Well, here’s something that will blow your mind. I have a deep, dark secret that I’ve never told anyone, not even my wife of 25 years. Until yesterday, that is.

We were sipping margaritas at our favorite Mexican restaurant last night when I said, “You know I have OCD, right?”

“Um … no,” she said. She looked at me like I’d just grown a second head.

“Well, I do. Or I did … sort of,” I said. “Had a nasty case of it growing up. Not so much anymore.”

“How is it I’m just hearing this now?” she asked.

“Guess it just never came up,” I said, grinning.

I thought it was funny. She didn’t exactly see it that way. No sense of humor, that woman.

My OCD wasn’t diagnosed, mind you. I’m not even sure it was a thing back then. Besides, I had no idea why I was the way I was or that I was different than anyone else. All I knew was that I had all these rituals. And one of them was to keep them secret. So I did. I never told a soul.

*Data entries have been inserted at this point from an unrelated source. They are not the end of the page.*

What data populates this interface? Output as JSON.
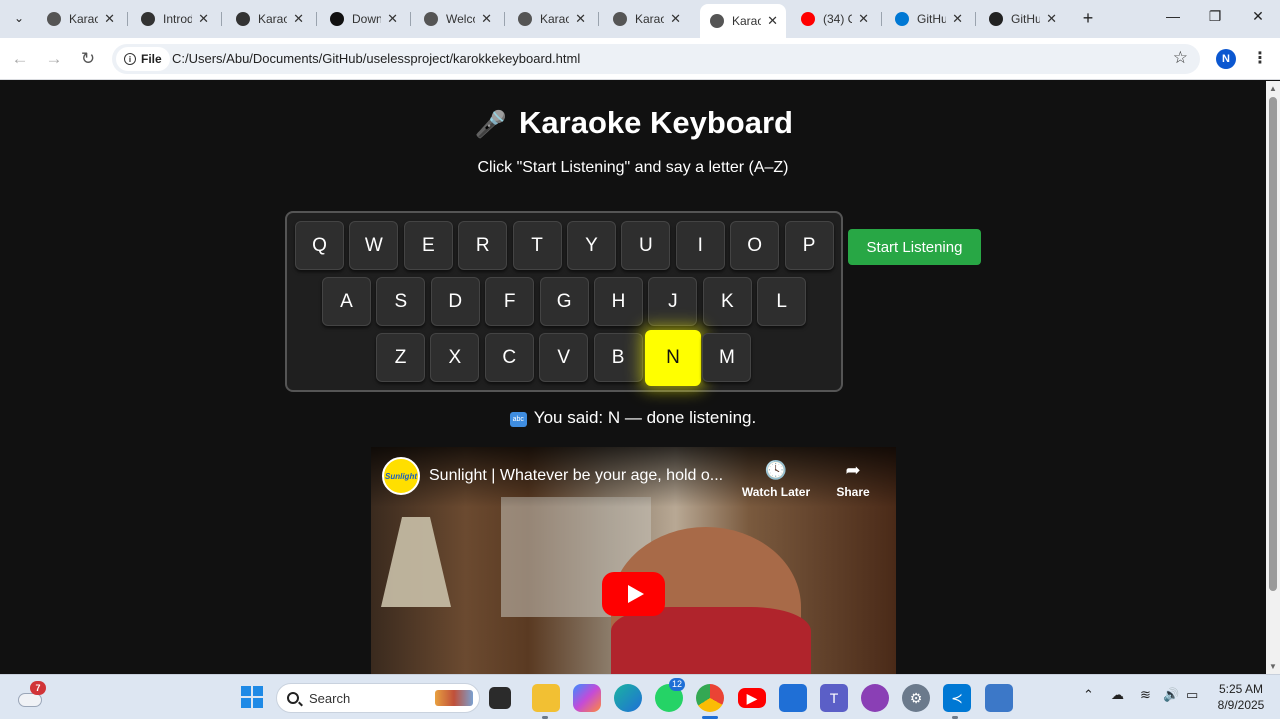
{
  "browser": {
    "tabs": [
      {
        "title": "Karao",
        "icon": "globe-icon",
        "active": false
      },
      {
        "title": "Introd",
        "icon": "openai-icon",
        "active": false
      },
      {
        "title": "Karao",
        "icon": "openai-icon",
        "active": false
      },
      {
        "title": "Down",
        "icon": "github-dark-icon",
        "active": false
      },
      {
        "title": "Welco",
        "icon": "globe-icon",
        "active": false
      },
      {
        "title": "Karao",
        "icon": "globe-icon",
        "active": false
      },
      {
        "title": "Karao",
        "icon": "globe-icon",
        "active": false
      },
      {
        "title": "Karao",
        "icon": "globe-icon",
        "active": true
      },
      {
        "title": "(34) C",
        "icon": "youtube-icon",
        "active": false
      },
      {
        "title": "GitHu",
        "icon": "vscode-icon",
        "active": false
      },
      {
        "title": "GitHu",
        "icon": "github-icon",
        "active": false
      }
    ],
    "new_tab": "+",
    "address": {
      "chip_label": "File",
      "url": "C:/Users/Abu/Documents/GitHub/uselessproject/karokkekeyboard.html"
    },
    "profile_initial": "N",
    "window_controls": {
      "minimize": "—",
      "restore": "❐",
      "close": "✕"
    }
  },
  "page": {
    "title_icon": "microphone-icon",
    "title": "Karaoke Keyboard",
    "subtitle": "Click \"Start Listening\" and say a letter (A–Z)",
    "keyboard": {
      "rows": [
        [
          "Q",
          "W",
          "E",
          "R",
          "T",
          "Y",
          "U",
          "I",
          "O",
          "P"
        ],
        [
          "A",
          "S",
          "D",
          "F",
          "G",
          "H",
          "J",
          "K",
          "L"
        ],
        [
          "Z",
          "X",
          "C",
          "V",
          "B",
          "N",
          "M"
        ]
      ],
      "highlighted": "N",
      "highlight_color": "#ffff00"
    },
    "start_button": "Start Listening",
    "start_button_color": "#28a745",
    "status_icon": "abc-icon",
    "status_text": "You said: N — done listening.",
    "video": {
      "channel_logo_text": "Sunlight",
      "title": "Sunlight | Whatever be your age, hold o...",
      "watch_later": "Watch Later",
      "share": "Share"
    }
  },
  "taskbar": {
    "weather_badge": "7",
    "search_placeholder": "Search",
    "whatsapp_badge": "12",
    "clock_time": "5:25 AM",
    "clock_date": "8/9/2025"
  }
}
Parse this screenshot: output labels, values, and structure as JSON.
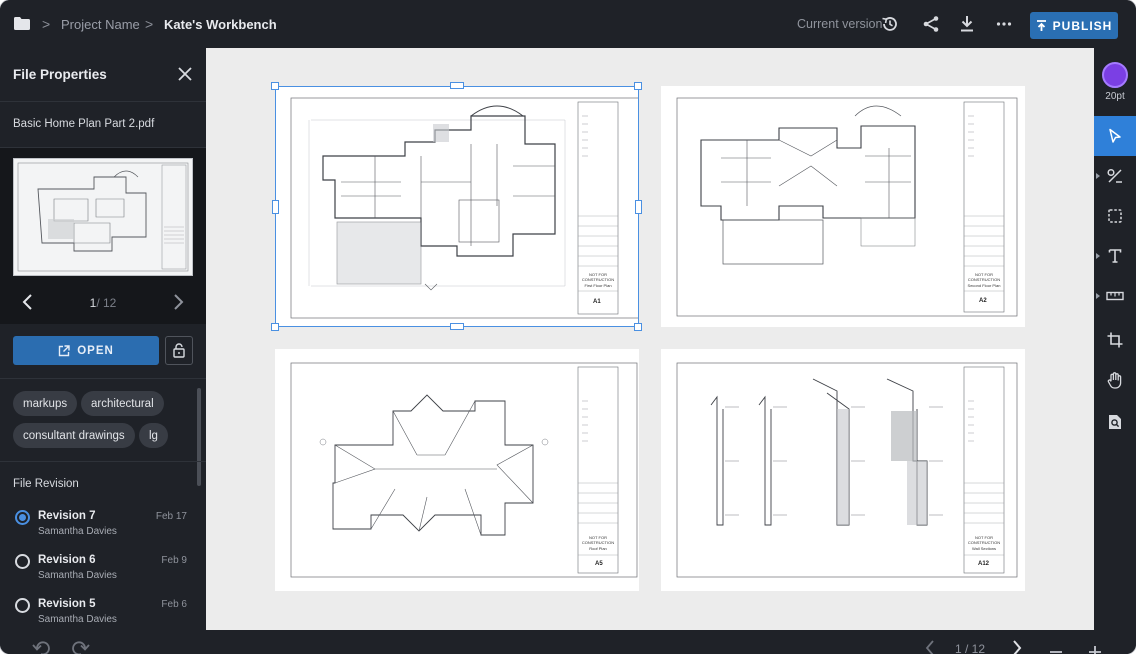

What was OCD like? I had to do almost everything a certain way or in a certain order. I would walk around all day reciting random phrases or lines from songs over and over in my head. I still do some of that stuff, but it’s so much a part of me that I don’t even notice anymore.

For example, I do most things in even numbers. Sometimes I’ll take a break from working and go for a run to clear my head, and suddenly realize I spent the last 15 or 20 minutes repeating a single refrain to myself. And I literally cannot walk off a basketball court if I missed my last shot. Someday I’ve got to try that and see what happens.

I’m apparently quite adept at keeping all that to myself. Sometimes it makes it harder to be in the moment, but I think it also helps me focus when I need to. I’m actually not really sure how much different I am than anyone else. After all, I’ve only been inside one person’s head. Mine.

Now that it’s come up, here’s the thing. People have a nasty way of obsessing over their issues to the point where it holds them back. The problem is, that’s a self-fulfilling loop. If you feel ashamed or deny them, they will hold you back. Or you can make them work for you, and they will work for you. It’s your choice. And yes, it is a choice.

We’re all human. On the one hand, we’re all the same: flesh and blood, that sort of thing. And yet, nobody is perfect. There’s no such thing. We’re defined by what makes us unique. Some of those distinct attributes are called gifts, some are called disorders, but they’re all what make you, well, you. There’s no shame in that. There’s no denying that.

So there it is. Do I feel any different now that I’ve revealed this deep dark secret? Nope. I’m just me. And I’m good with that. So just be you. And be good with that.

Image credit Warner Bros.